● **Work instruction**: Please reproduce the full set of data below exactly.

Dataset rows for apps and sites:
Start of Block

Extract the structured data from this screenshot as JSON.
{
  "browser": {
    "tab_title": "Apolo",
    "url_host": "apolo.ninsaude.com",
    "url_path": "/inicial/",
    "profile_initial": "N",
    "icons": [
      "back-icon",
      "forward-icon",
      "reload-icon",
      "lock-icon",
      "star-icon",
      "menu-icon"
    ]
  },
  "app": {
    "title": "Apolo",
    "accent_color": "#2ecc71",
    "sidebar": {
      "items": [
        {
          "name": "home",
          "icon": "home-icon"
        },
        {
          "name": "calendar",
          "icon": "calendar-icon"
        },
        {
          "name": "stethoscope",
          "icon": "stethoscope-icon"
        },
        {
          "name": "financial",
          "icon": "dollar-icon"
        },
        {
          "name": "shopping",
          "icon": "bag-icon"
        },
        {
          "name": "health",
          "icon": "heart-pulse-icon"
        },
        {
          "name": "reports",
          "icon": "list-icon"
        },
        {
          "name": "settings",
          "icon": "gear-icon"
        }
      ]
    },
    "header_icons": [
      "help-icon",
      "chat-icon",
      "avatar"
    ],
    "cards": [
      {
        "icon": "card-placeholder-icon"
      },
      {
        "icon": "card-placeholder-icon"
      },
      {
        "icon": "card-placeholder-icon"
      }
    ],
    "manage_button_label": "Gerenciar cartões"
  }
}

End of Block

● **Solution for this task**:
Extract the structured data from this screenshot as JSON.
{
  "browser": {
    "tab_title": "Apolo",
    "url_host": "apolo.ninsaude.com",
    "url_path": "/inicial/",
    "profile_initial": "N",
    "icons": [
      "back-icon",
      "forward-icon",
      "reload-icon",
      "lock-icon",
      "star-icon",
      "menu-icon"
    ]
  },
  "app": {
    "title": "Apolo",
    "accent_color": "#2ecc71",
    "sidebar": {
      "items": [
        {
          "name": "home",
          "icon": "home-icon"
        },
        {
          "name": "calendar",
          "icon": "calendar-icon"
        },
        {
          "name": "stethoscope",
          "icon": "stethoscope-icon"
        },
        {
          "name": "financial",
          "icon": "dollar-icon"
        },
        {
          "name": "shopping",
          "icon": "bag-icon"
        },
        {
          "name": "health",
          "icon": "heart-pulse-icon"
        },
        {
          "name": "reports",
          "icon": "list-icon"
        },
        {
          "name": "settings",
          "icon": "gear-icon"
        }
      ]
    },
    "header_icons": [
      "help-icon",
      "chat-icon",
      "avatar"
    ],
    "cards": [
      {
        "icon": "card-placeholder-icon"
      },
      {
        "icon": "card-placeholder-icon"
      },
      {
        "icon": "card-placeholder-icon"
      }
    ],
    "manage_button_label": "Gerenciar cartões"
  }
}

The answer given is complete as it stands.